Turveydrop adored the Prince Regent on account of his deportment. I hope you won't think the worse of me for having made these little appointments at Miss Flite's, where I first went with you, because I like the poor thing for her own sake and I believe she likes me.
He had a cane, he had an eye-glass, he had a snuff-box, he had rings, he had wristbands, he had everything but any touch of nature; he was not like youth, he was not like age, he was not like anything in the world but a model of deportment.
His distinguished father did nothing whatever but stand before the fire, a model of deportment.
"Yet the father must be garnished and tricked out," said the old lady, "because of his deportment. I'd deport him!
The old lady, becoming more and more incensed against the master of deportment as she dwelt upon the subject, gave me some particulars of his career, with strong assurances that they were mildly stated.
At once to exhibit his deportment to the best models and to keep the best models constantly before himself, he had found it necessary to frequent all public places of fashionable and lounging resort, to be seen at Brighton and elsewhere at fashionable times, and to lead an idle life in the very best clothes.
"But we are not, if I may say so to one formed to be graceful both by Nature and Art--" with the high-shouldered bow, which it seemed impossible for him to make without lifting up his eyebrows and shutting his eyes "--we are not what we used to be in point of deportment."
"A levelling age is not favourable to deportment.
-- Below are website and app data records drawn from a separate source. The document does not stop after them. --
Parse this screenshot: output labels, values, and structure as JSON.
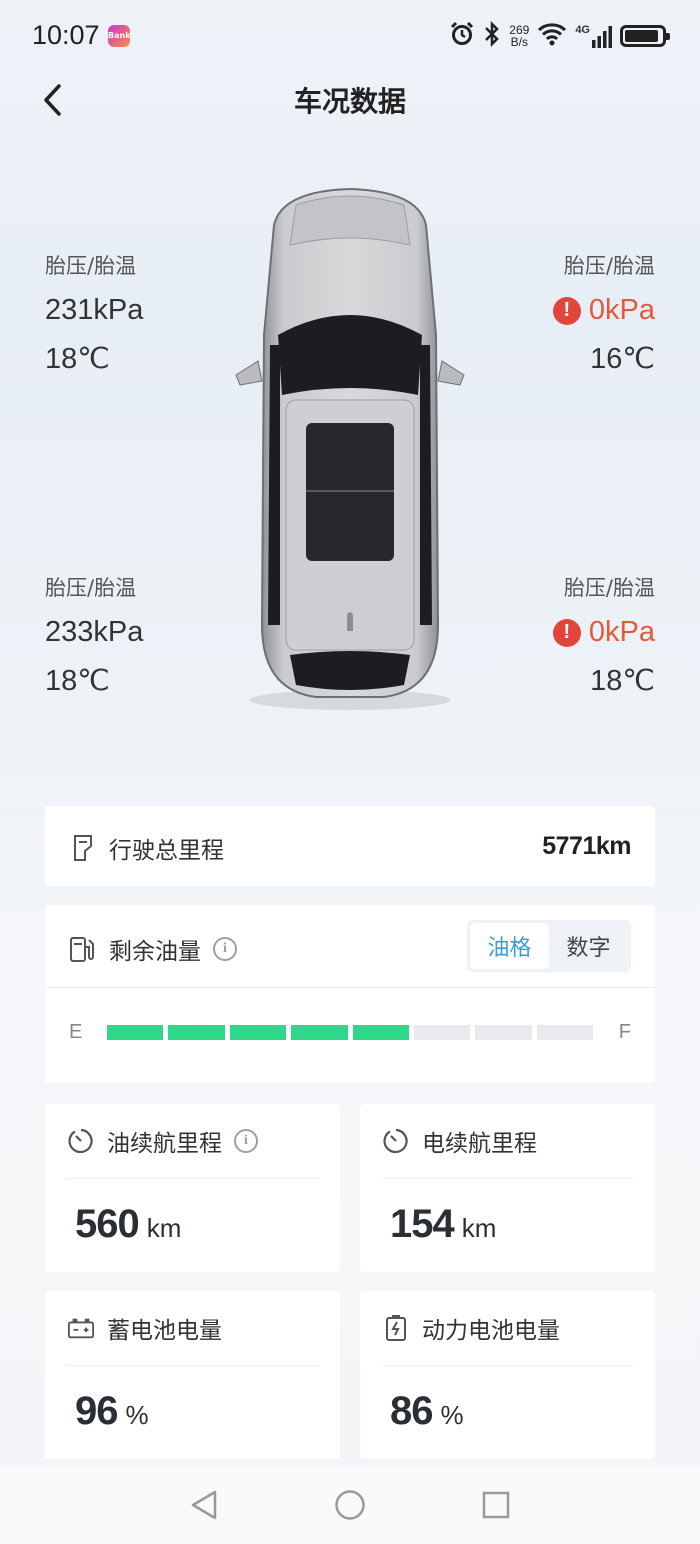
{
  "status_bar": {
    "time": "10:07",
    "app_badge": "Bank",
    "net_speed_value": "269",
    "net_speed_unit": "B/s",
    "network": "4G",
    "battery_level": 0.92
  },
  "header": {
    "title": "车况数据",
    "back_icon": "chevron-left-icon"
  },
  "tires": {
    "front_left": {
      "label": "胎压/胎温",
      "pressure": "231kPa",
      "temperature": "18℃",
      "warning": false
    },
    "front_right": {
      "label": "胎压/胎温",
      "pressure": "0kPa",
      "temperature": "16℃",
      "warning": true
    },
    "rear_left": {
      "label": "胎压/胎温",
      "pressure": "233kPa",
      "temperature": "18℃",
      "warning": false
    },
    "rear_right": {
      "label": "胎压/胎温",
      "pressure": "0kPa",
      "temperature": "18℃",
      "warning": true
    },
    "warning_color": "#e05a3c"
  },
  "total_mileage": {
    "label": "行驶总里程",
    "value": "5771km",
    "icon": "odometer-icon"
  },
  "fuel": {
    "label": "剩余油量",
    "icon": "fuel-pump-icon",
    "toggle_options": [
      "油格",
      "数字"
    ],
    "selected_option": "油格",
    "empty_label": "E",
    "full_label": "F",
    "segments_total": 8,
    "segments_filled": 5,
    "fill_color": "#2fd78a"
  },
  "fuel_range": {
    "label": "油续航里程",
    "value": "560",
    "unit": "km",
    "icon": "gauge-icon"
  },
  "electric_range": {
    "label": "电续航里程",
    "value": "154",
    "unit": "km",
    "icon": "gauge-icon"
  },
  "battery_12v": {
    "label": "蓄电池电量",
    "value": "96",
    "unit": "%",
    "icon": "car-battery-icon"
  },
  "power_battery": {
    "label": "动力电池电量",
    "value": "86",
    "unit": "%",
    "icon": "charging-battery-icon"
  },
  "nav": {
    "back": "triangle-back-icon",
    "home": "circle-home-icon",
    "recents": "square-recents-icon"
  }
}
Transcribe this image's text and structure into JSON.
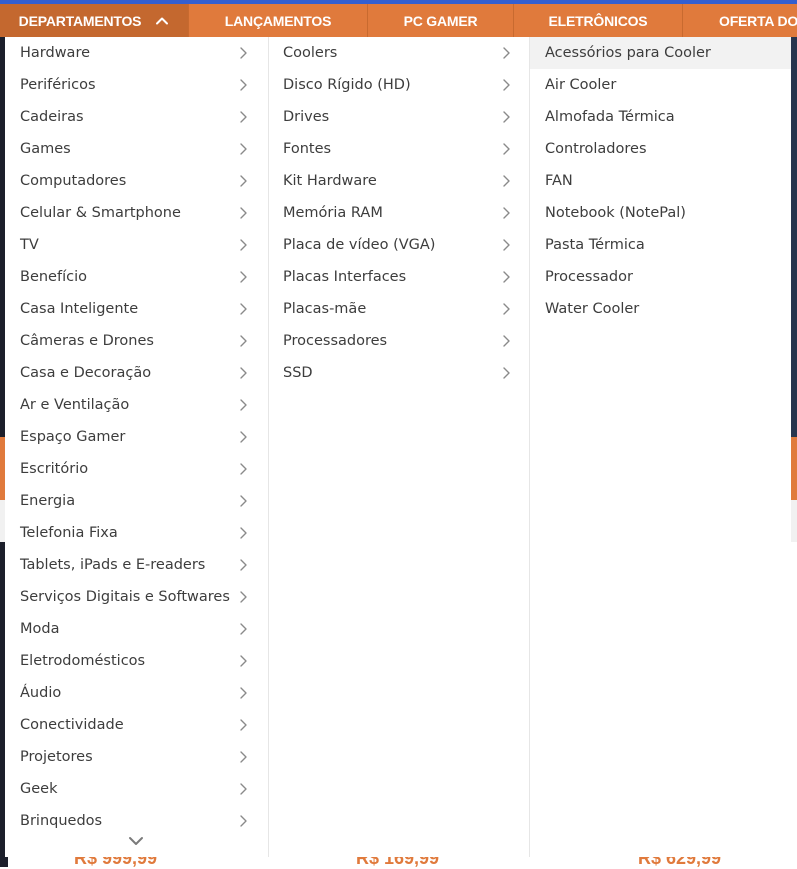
{
  "nav": {
    "items": [
      {
        "label": "DEPARTAMENTOS"
      },
      {
        "label": "LANÇAMENTOS"
      },
      {
        "label": "PC GAMER"
      },
      {
        "label": "ELETRÔNICOS"
      },
      {
        "label": "OFERTA DO"
      }
    ]
  },
  "menu": {
    "departments": [
      "Hardware",
      "Periféricos",
      "Cadeiras",
      "Games",
      "Computadores",
      "Celular & Smartphone",
      "TV",
      "Benefício",
      "Casa Inteligente",
      "Câmeras e Drones",
      "Casa e Decoração",
      "Ar e Ventilação",
      "Espaço Gamer",
      "Escritório",
      "Energia",
      "Telefonia Fixa",
      "Tablets, iPads e E-readers",
      "Serviços Digitais e Softwares",
      "Moda",
      "Eletrodomésticos",
      "Áudio",
      "Conectividade",
      "Projetores",
      "Geek",
      "Brinquedos"
    ],
    "hardware": [
      "Coolers",
      "Disco Rígido (HD)",
      "Drives",
      "Fontes",
      "Kit Hardware",
      "Memória RAM",
      "Placa de vídeo (VGA)",
      "Placas Interfaces",
      "Placas-mãe",
      "Processadores",
      "SSD"
    ],
    "coolers": [
      "Acessórios para Cooler",
      "Air Cooler",
      "Almofada Térmica",
      "Controladores",
      "FAN",
      "Notebook (NotePal)",
      "Pasta Térmica",
      "Processador",
      "Water Cooler"
    ]
  },
  "background": {
    "prices": [
      "R$ 999,99",
      "R$ 169,99",
      "R$ 629,99"
    ]
  },
  "colors": {
    "nav_bg": "#e07a3c",
    "nav_active": "#c4682f",
    "nav_top_border": "#345fd0",
    "menu_text": "#3d3d3d",
    "active_item_bg": "#f2f2f2"
  }
}
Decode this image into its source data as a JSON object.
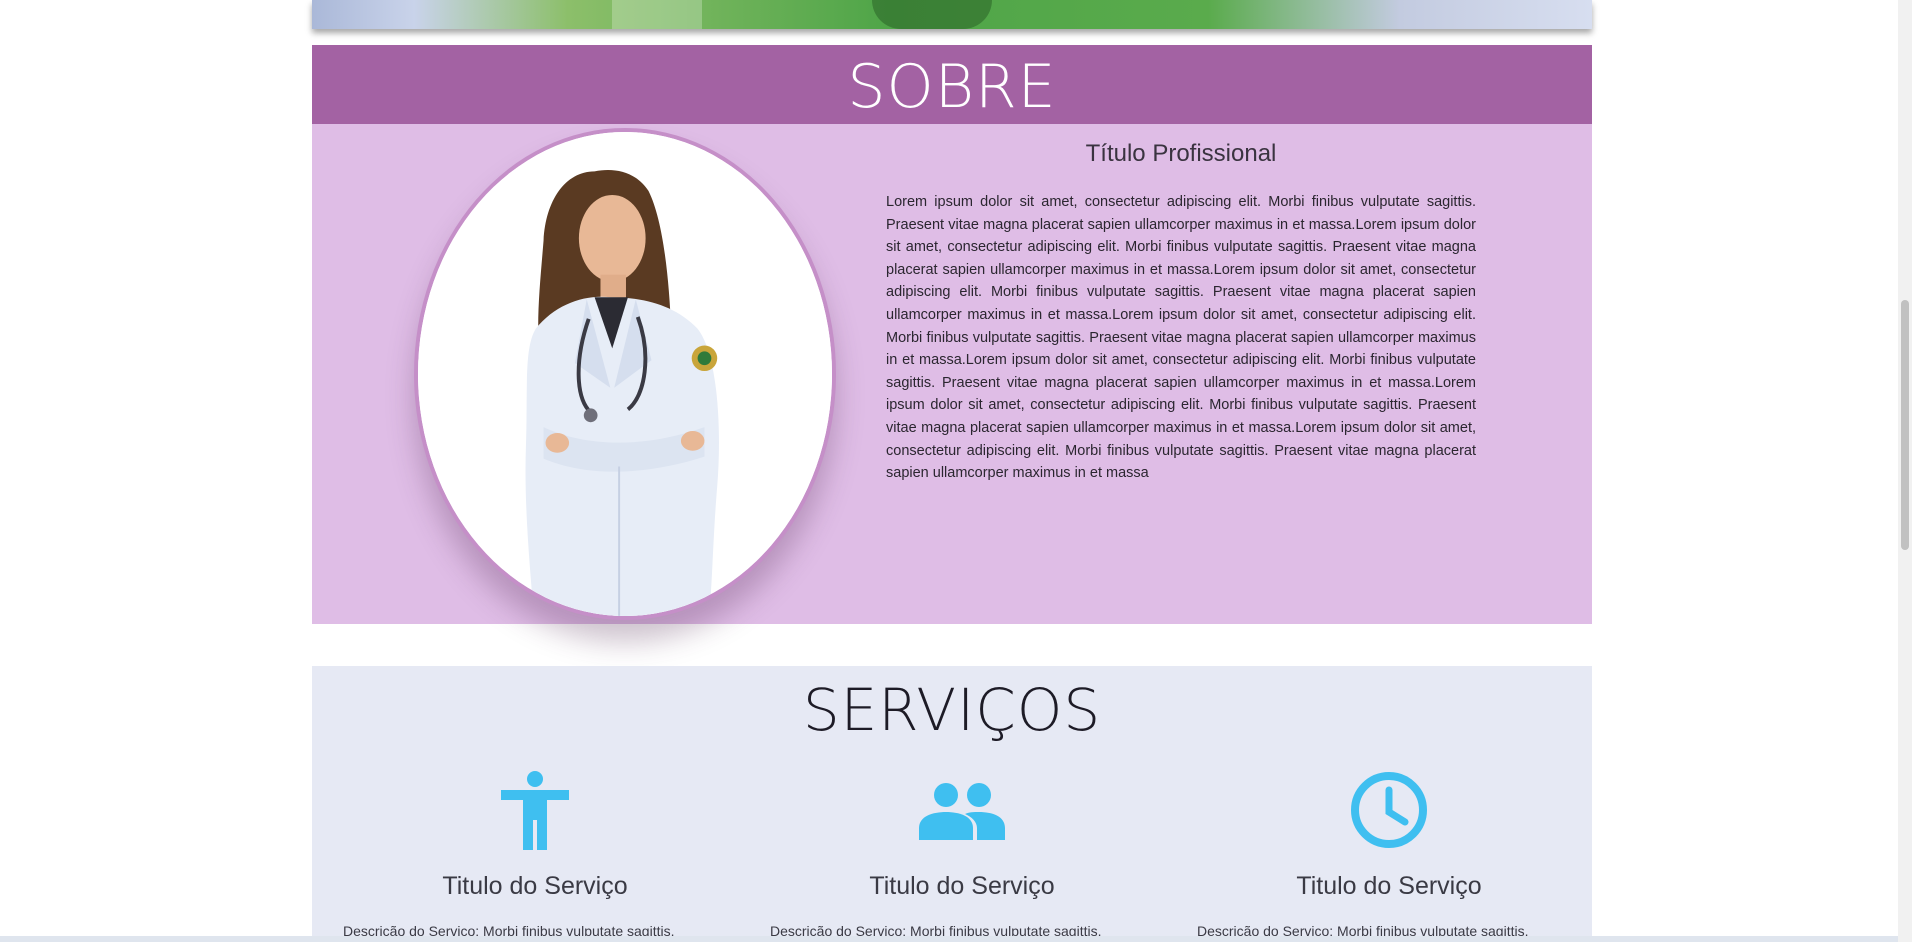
{
  "sobre": {
    "heading": "SOBRE",
    "title": "Título Profissional",
    "text": "Lorem ipsum dolor sit amet, consectetur adipiscing elit. Morbi finibus vulputate sagittis. Praesent vitae magna placerat sapien ullamcorper maximus in et massa.Lorem ipsum dolor sit amet, consectetur adipiscing elit. Morbi finibus vulputate sagittis. Praesent vitae magna placerat sapien ullamcorper maximus in et massa.Lorem ipsum dolor sit amet, consectetur adipiscing elit. Morbi finibus vulputate sagittis. Praesent vitae magna placerat sapien ullamcorper maximus in et massa.Lorem ipsum dolor sit amet, consectetur adipiscing elit. Morbi finibus vulputate sagittis. Praesent vitae magna placerat sapien ullamcorper maximus in et massa.Lorem ipsum dolor sit amet, consectetur adipiscing elit. Morbi finibus vulputate sagittis. Praesent vitae magna placerat sapien ullamcorper maximus in et massa.Lorem ipsum dolor sit amet, consectetur adipiscing elit. Morbi finibus vulputate sagittis. Praesent vitae magna placerat sapien ullamcorper maximus in et massa.Lorem ipsum dolor sit amet, consectetur adipiscing elit. Morbi finibus vulputate sagittis. Praesent vitae magna placerat sapien ullamcorper maximus in et massa"
  },
  "servicos": {
    "heading": "SERVIÇOS",
    "items": [
      {
        "icon": "accessibility-icon",
        "title": "Titulo do Serviço",
        "desc": "Descrição do Serviço: Morbi finibus vulputate sagittis."
      },
      {
        "icon": "people-icon",
        "title": "Titulo do Serviço",
        "desc": "Descrição do Serviço: Morbi finibus vulputate sagittis."
      },
      {
        "icon": "clock-icon",
        "title": "Titulo do Serviço",
        "desc": "Descrição do Serviço: Morbi finibus vulputate sagittis."
      }
    ]
  },
  "colors": {
    "header_purple": "#a362a3",
    "body_lilac": "#dfbde6",
    "services_bg": "#e6e9f4",
    "icon_blue": "#3fbff0"
  }
}
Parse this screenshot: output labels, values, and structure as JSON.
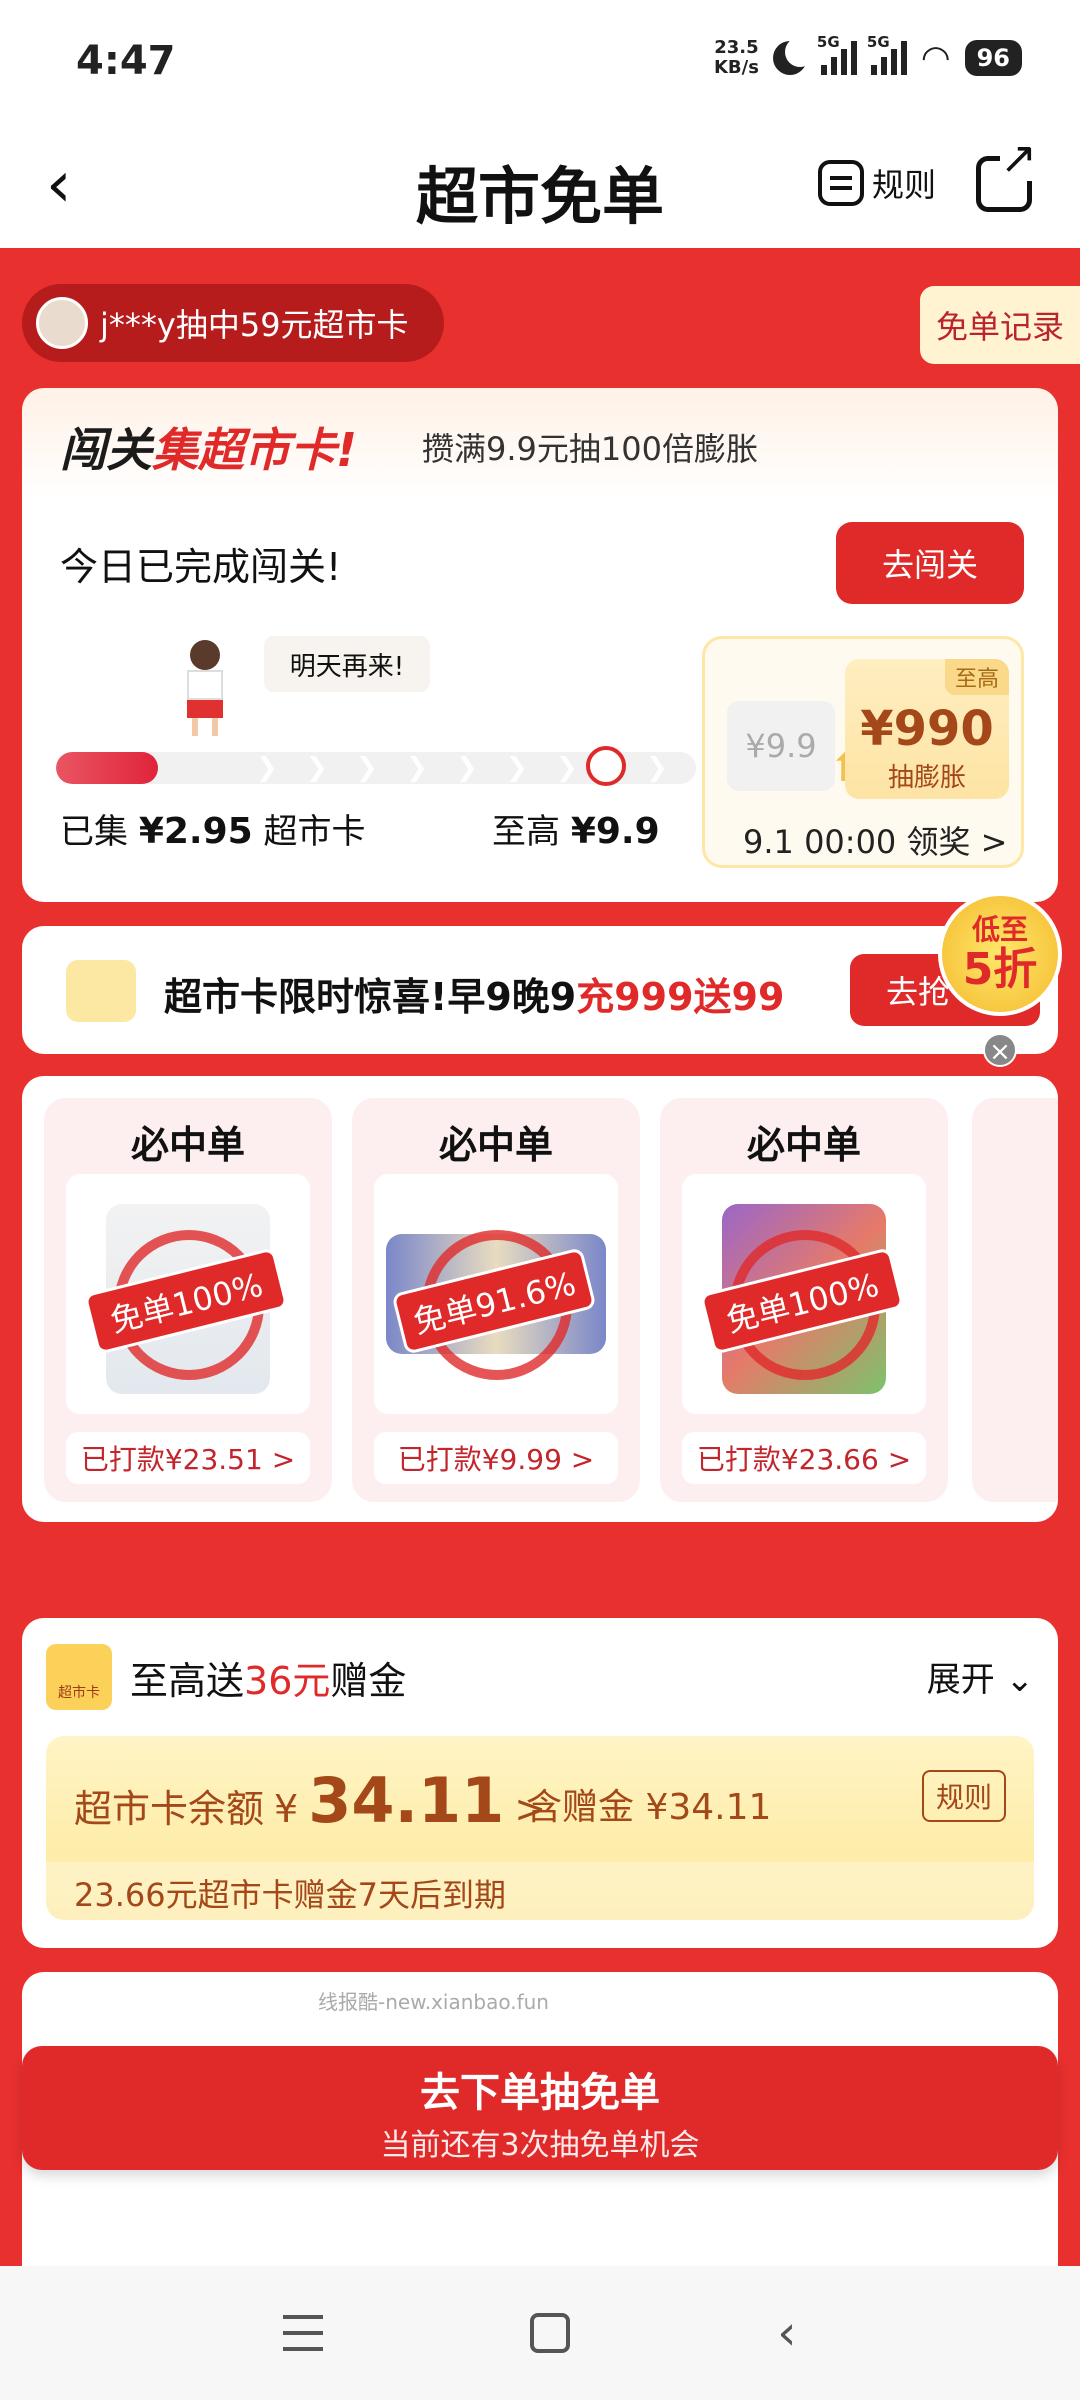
{
  "status_bar": {
    "time": "4:47",
    "speed_value": "23.5",
    "speed_unit": "KB/s",
    "net1": "5G",
    "net2": "5G",
    "battery": "96"
  },
  "nav": {
    "title": "超市免单",
    "rules_label": "规则"
  },
  "winner": {
    "text": "j***y抽中59元超市卡"
  },
  "record_button": "免单记录",
  "challenge": {
    "head_black": "闯关",
    "head_red": "集超市卡!",
    "subtitle": "攒满9.9元抽100倍膨胀",
    "done_text": "今日已完成闯关!",
    "go_button": "去闯关",
    "bubble": "明天再来!",
    "progress": 0.16,
    "collected_prefix": "已集",
    "collected_amount": "¥2.95",
    "collected_suffix": "超市卡",
    "max_prefix": "至高",
    "max_amount": "¥9.9",
    "prize_original": "¥9.9",
    "prize_tag": "至高",
    "prize_amount": "¥990",
    "prize_label": "抽膨胀",
    "claim_text": "9.1 00:00 领奖 >"
  },
  "promo": {
    "text_black": "超市卡限时惊喜!早9晚9",
    "text_red": "充999送99",
    "button": "去抢",
    "badge_top": "低至",
    "badge_big": "5折"
  },
  "products": [
    {
      "title": "必中单",
      "stamp": "免单100%",
      "paid": "已打款¥23.51 >"
    },
    {
      "title": "必中单",
      "stamp": "免单91.6%",
      "paid": "已打款¥9.99 >"
    },
    {
      "title": "必中单",
      "stamp": "免单100%",
      "paid": "已打款¥23.66 >"
    }
  ],
  "supermarket_card": {
    "logo_text": "超市卡",
    "gift_prefix": "至高送",
    "gift_amount": "36元",
    "gift_suffix": "赠金",
    "expand": "展开 ⌄",
    "balance_label": "超市卡余额",
    "balance_currency": "¥",
    "balance_amount": "34.11",
    "balance_arrow": ">",
    "includes": "含赠金 ¥34.11",
    "rules_button": "规则",
    "expiry": "23.66元超市卡赠金7天后到期"
  },
  "watermark": "线报酷-new.xianbao.fun",
  "cta": {
    "main": "去下单抽免单",
    "sub": "当前还有3次抽免单机会"
  }
}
It develops vulgarity.
"Where what is left among us of deportment," he added, "still lingers.
Heaven forbid that I should disparage my dear child, but he has--no deportment."
"My dear cousin," said Judge Pyncheon, with a quietude which he had the power of making more formidable than any violence, "since your brother's return, I have taken the precaution (a highly proper one in the near kinsman and natural guardian of an individual so situated) to have his deportment
and habits constantly and carefully overlooked.
"Ah," replied Roger Chillingworth, with that quietness, which, whether imposed or natural, marked all his deportment
, "it is thus that a young clergyman is apt to speak.